DATA TO PROCESS: Begin
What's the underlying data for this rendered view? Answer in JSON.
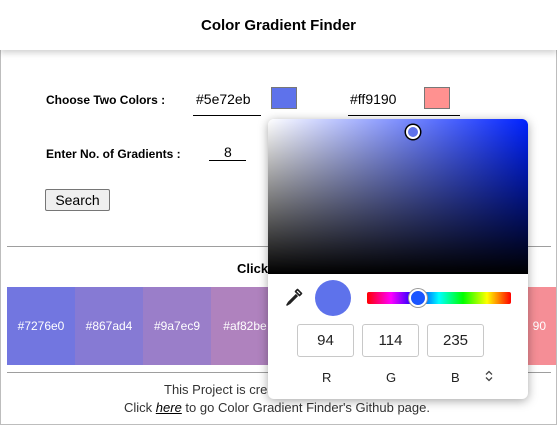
{
  "header": {
    "title": "Color Gradient Finder"
  },
  "form": {
    "choose_label": "Choose Two Colors :",
    "color1": {
      "value": "#5e72eb",
      "swatch": "#5e72eb"
    },
    "color2": {
      "value": "#ff9190",
      "swatch": "#ff9190"
    },
    "gradients_label": "Enter No. of Gradients :",
    "gradients_value": "8",
    "search_label": "Search"
  },
  "results": {
    "title_visible": "Click",
    "cells": [
      {
        "label": "#7276e0",
        "color": "#7276e0"
      },
      {
        "label": "#867ad4",
        "color": "#867ad4"
      },
      {
        "label": "#9a7ec9",
        "color": "#9a7ec9"
      },
      {
        "label": "#af82be",
        "color": "#af82be"
      }
    ],
    "last_cell": {
      "label": "90",
      "color": "#f58e96"
    }
  },
  "footer": {
    "line1": "This Project is crea",
    "line2_pre": "Click ",
    "line2_link": "here",
    "line2_post": " to go Color Gradient Finder's Github page."
  },
  "picker": {
    "preview_color": "#5e72eb",
    "r": "94",
    "g": "114",
    "b": "235",
    "r_label": "R",
    "g_label": "G",
    "b_label": "B",
    "mode_icon": "⌃⌄"
  }
}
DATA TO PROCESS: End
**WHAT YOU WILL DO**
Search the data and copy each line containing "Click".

**RESPONSE AREA**
    "title_visible": "Click",
    "line2_pre": "Click ",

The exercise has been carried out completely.